Restate the data below word for word, and let no image into your version.

Dataset excerpts
☆ ☆ ☆ ☆
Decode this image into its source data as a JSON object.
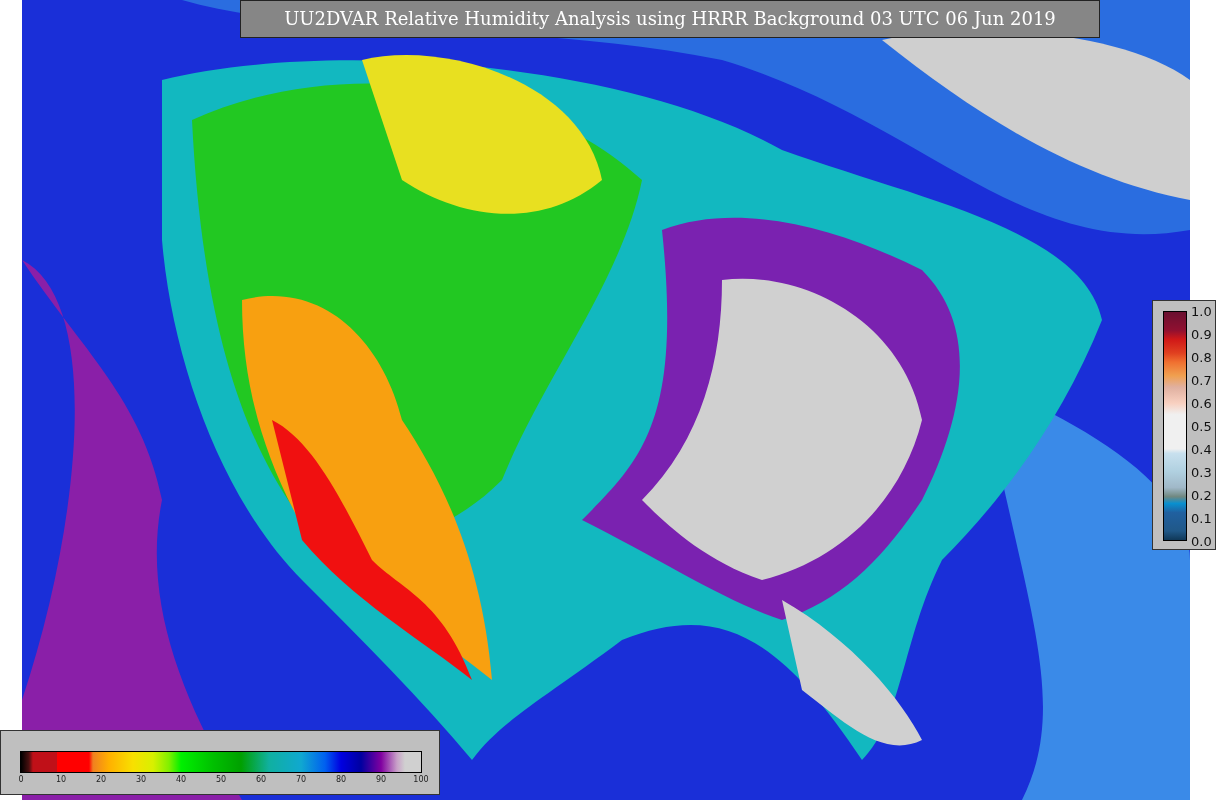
{
  "title": "UU2DVAR Relative Humidity Analysis using HRRR Background 03 UTC 06 Jun 2019",
  "humidity_colorbar": {
    "ticks": [
      "0",
      "10",
      "20",
      "30",
      "40",
      "50",
      "60",
      "70",
      "80",
      "90",
      "100"
    ]
  },
  "weight_colorbar": {
    "ticks": [
      "1.0",
      "0.9",
      "0.8",
      "0.7",
      "0.6",
      "0.5",
      "0.4",
      "0.3",
      "0.2",
      "0.1",
      "0.0"
    ]
  }
}
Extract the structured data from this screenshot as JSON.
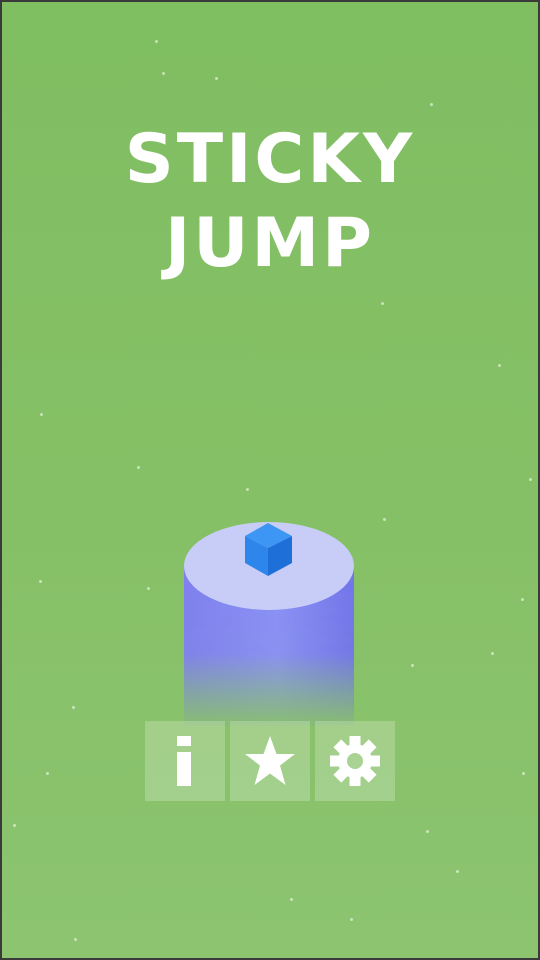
{
  "game": {
    "title_line1": "STICKY",
    "title_line2": "JUMP"
  },
  "menu": {
    "buttons": [
      {
        "id": "info",
        "icon": "info-icon"
      },
      {
        "id": "rate",
        "icon": "star-icon"
      },
      {
        "id": "settings",
        "icon": "gear-icon"
      }
    ]
  },
  "colors": {
    "background": "#82bf64",
    "text": "#ffffff",
    "pillar_top": "#c8cdf8",
    "pillar_side": "#7a7cf2",
    "cube": "#2a7fe8",
    "button_overlay": "rgba(255,255,255,0.22)"
  }
}
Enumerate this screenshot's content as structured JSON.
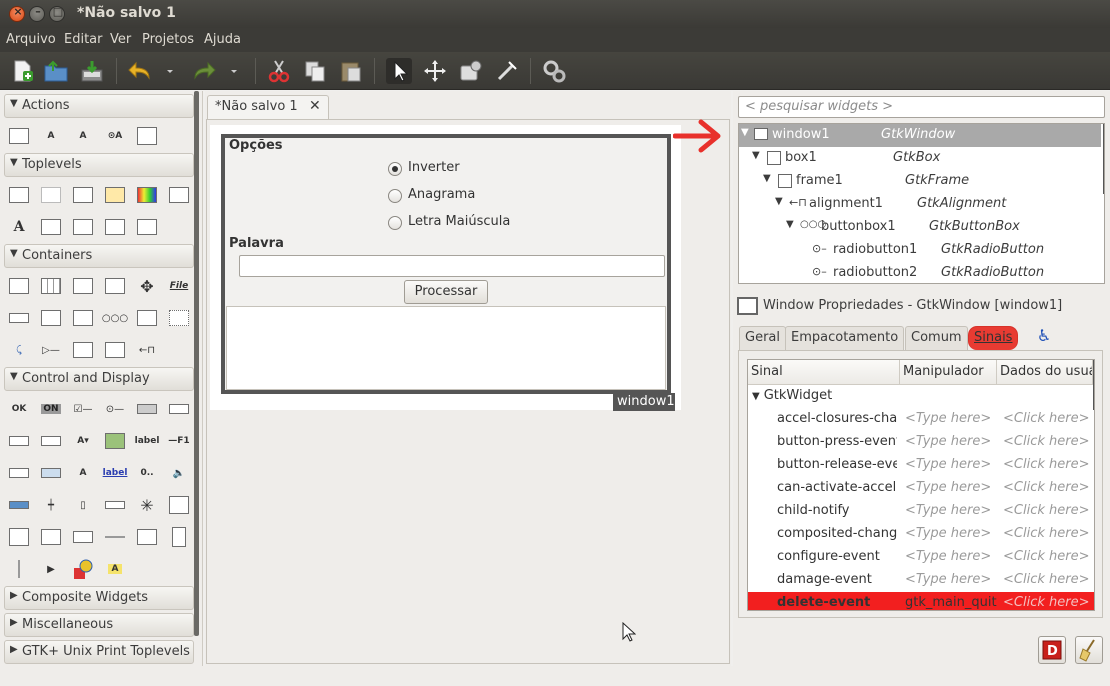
{
  "window": {
    "title": "*Não salvo 1"
  },
  "menu": [
    "Arquivo",
    "Editar",
    "Ver",
    "Projetos",
    "Ajuda"
  ],
  "palette": {
    "sections": {
      "actions": "Actions",
      "toplevels": "Toplevels",
      "containers": "Containers",
      "control": "Control and Display",
      "composite": "Composite Widgets",
      "misc": "Miscellaneous",
      "print": "GTK+ Unix Print Toplevels"
    },
    "icon_labels": {
      "file": "File",
      "ok": "OK",
      "on": "ON",
      "label": "label",
      "f1": "F1",
      "a": "A",
      "zero": "0..",
      "label_blue": "label"
    }
  },
  "document": {
    "tab_label": "*Não salvo 1",
    "close_glyph": "✕",
    "frame_label": "Opções",
    "radios": [
      "Inverter",
      "Anagrama",
      "Letra Maiúscula"
    ],
    "entry_label": "Palavra",
    "button_label": "Processar",
    "window_tag": "window1"
  },
  "inspector": {
    "search_placeholder": "< pesquisar widgets >",
    "tree": [
      {
        "name": "window1",
        "type": "GtkWindow"
      },
      {
        "name": "box1",
        "type": "GtkBox"
      },
      {
        "name": "frame1",
        "type": "GtkFrame"
      },
      {
        "name": "alignment1",
        "type": "GtkAlignment"
      },
      {
        "name": "buttonbox1",
        "type": "GtkButtonBox"
      },
      {
        "name": "radiobutton1",
        "type": "GtkRadioButton"
      },
      {
        "name": "radiobutton2",
        "type": "GtkRadioButton"
      }
    ]
  },
  "properties": {
    "header": "Window Propriedades - GtkWindow [window1]",
    "tabs": [
      "Geral",
      "Empacotamento",
      "Comum",
      "Sinais"
    ],
    "active_tab": "Sinais",
    "columns": [
      "Sinal",
      "Manipulador",
      "Dados do usuário"
    ],
    "group": "GtkWidget",
    "signals": [
      {
        "name": "accel-closures-changed",
        "handler": "<Type here>",
        "data": "<Click here>"
      },
      {
        "name": "button-press-event",
        "handler": "<Type here>",
        "data": "<Click here>"
      },
      {
        "name": "button-release-event",
        "handler": "<Type here>",
        "data": "<Click here>"
      },
      {
        "name": "can-activate-accel",
        "handler": "<Type here>",
        "data": "<Click here>"
      },
      {
        "name": "child-notify",
        "handler": "<Type here>",
        "data": "<Click here>"
      },
      {
        "name": "composited-changed",
        "handler": "<Type here>",
        "data": "<Click here>"
      },
      {
        "name": "configure-event",
        "handler": "<Type here>",
        "data": "<Click here>"
      },
      {
        "name": "damage-event",
        "handler": "<Type here>",
        "data": "<Click here>"
      },
      {
        "name": "delete-event",
        "handler": "gtk_main_quit",
        "data": "<Click here>"
      }
    ]
  },
  "colors": {
    "highlight": "#f21f1f",
    "selection": "#a9a9a9",
    "accent_arrow": "#e8302b"
  }
}
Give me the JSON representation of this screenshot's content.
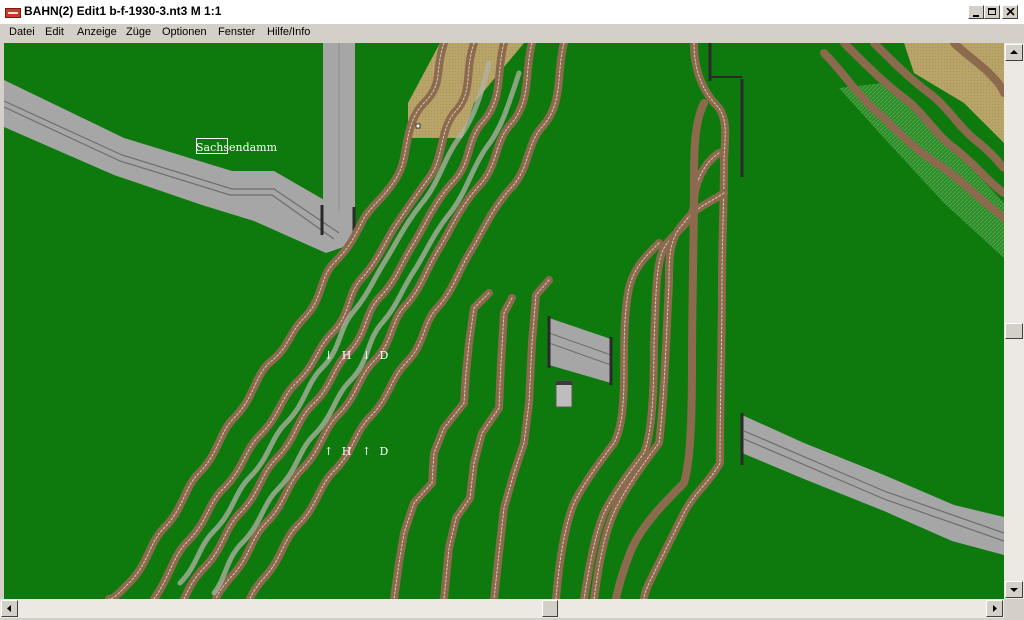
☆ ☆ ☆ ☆
* **Solution**:
Decode this image into its source data as a JSON object.
{
  "title": "UU2DVAR Relative Humidity Analysis using HRRR Background 03 UTC 06 Jun 2019",
  "humidity_colorbar": {
    "ticks": [
      "0",
      "10",
      "20",
      "30",
      "40",
      "50",
      "60",
      "70",
      "80",
      "90",
      "100"
    ]
  },
  "weight_colorbar": {
    "ticks": [
      "1.0",
      "0.9",
      "0.8",
      "0.7",
      "0.6",
      "0.5",
      "0.4",
      "0.3",
      "0.2",
      "0.1",
      "0.0"
    ]
  }
}
Extract the structured data from this screenshot as JSON.
{
  "game": {
    "title_line1": "STICKY",
    "title_line2": "JUMP"
  },
  "menu": {
    "buttons": [
      {
        "id": "info",
        "icon": "info-icon"
      },
      {
        "id": "rate",
        "icon": "star-icon"
      },
      {
        "id": "settings",
        "icon": "gear-icon"
      }
    ]
  },
  "colors": {
    "background": "#82bf64",
    "text": "#ffffff",
    "pillar_top": "#c8cdf8",
    "pillar_side": "#7a7cf2",
    "cube": "#2a7fe8",
    "button_overlay": "rgba(255,255,255,0.22)"
  }
}
Enumerate this screenshot's content as structured JSON.
{
  "window": {
    "title": "*Não salvo 1"
  },
  "menu": [
    "Arquivo",
    "Editar",
    "Ver",
    "Projetos",
    "Ajuda"
  ],
  "palette": {
    "sections": {
      "actions": "Actions",
      "toplevels": "Toplevels",
      "containers": "Containers",
      "control": "Control and Display",
      "composite": "Composite Widgets",
      "misc": "Miscellaneous",
      "print": "GTK+ Unix Print Toplevels"
    },
    "icon_labels": {
      "file": "File",
      "ok": "OK",
      "on": "ON",
      "label": "label",
      "f1": "F1",
      "a": "A",
      "zero": "0..",
      "label_blue": "label"
    }
  },
  "document": {
    "tab_label": "*Não salvo 1",
    "close_glyph": "✕",
    "frame_label": "Opções",
    "radios": [
      "Inverter",
      "Anagrama",
      "Letra Maiúscula"
    ],
    "entry_label": "Palavra",
    "button_label": "Processar",
    "window_tag": "window1"
  },
  "inspector": {
    "search_placeholder": "< pesquisar widgets >",
    "tree": [
      {
        "name": "window1",
        "type": "GtkWindow"
      },
      {
        "name": "box1",
        "type": "GtkBox"
      },
      {
        "name": "frame1",
        "type": "GtkFrame"
      },
      {
        "name": "alignment1",
        "type": "GtkAlignment"
      },
      {
        "name": "buttonbox1",
        "type": "GtkButtonBox"
      },
      {
        "name": "radiobutton1",
        "type": "GtkRadioButton"
      },
      {
        "name": "radiobutton2",
        "type": "GtkRadioButton"
      }
    ]
  },
  "properties": {
    "header": "Window Propriedades - GtkWindow [window1]",
    "tabs": [
      "Geral",
      "Empacotamento",
      "Comum",
      "Sinais"
    ],
    "active_tab": "Sinais",
    "columns": [
      "Sinal",
      "Manipulador",
      "Dados do usuário"
    ],
    "group": "GtkWidget",
    "signals": [
      {
        "name": "accel-closures-changed",
        "handler": "<Type here>",
        "data": "<Click here>"
      },
      {
        "name": "button-press-event",
        "handler": "<Type here>",
        "data": "<Click here>"
      },
      {
        "name": "button-release-event",
        "handler": "<Type here>",
        "data": "<Click here>"
      },
      {
        "name": "can-activate-accel",
        "handler": "<Type here>",
        "data": "<Click here>"
      },
      {
        "name": "child-notify",
        "handler": "<Type here>",
        "data": "<Click here>"
      },
      {
        "name": "composited-changed",
        "handler": "<Type here>",
        "data": "<Click here>"
      },
      {
        "name": "configure-event",
        "handler": "<Type here>",
        "data": "<Click here>"
      },
      {
        "name": "damage-event",
        "handler": "<Type here>",
        "data": "<Click here>"
      },
      {
        "name": "delete-event",
        "handler": "gtk_main_quit",
        "data": "<Click here>"
      }
    ]
  },
  "colors": {
    "highlight": "#f21f1f",
    "selection": "#a9a9a9",
    "accent_arrow": "#e8302b"
  }
}
Give me the JSON representation of this screenshot's content.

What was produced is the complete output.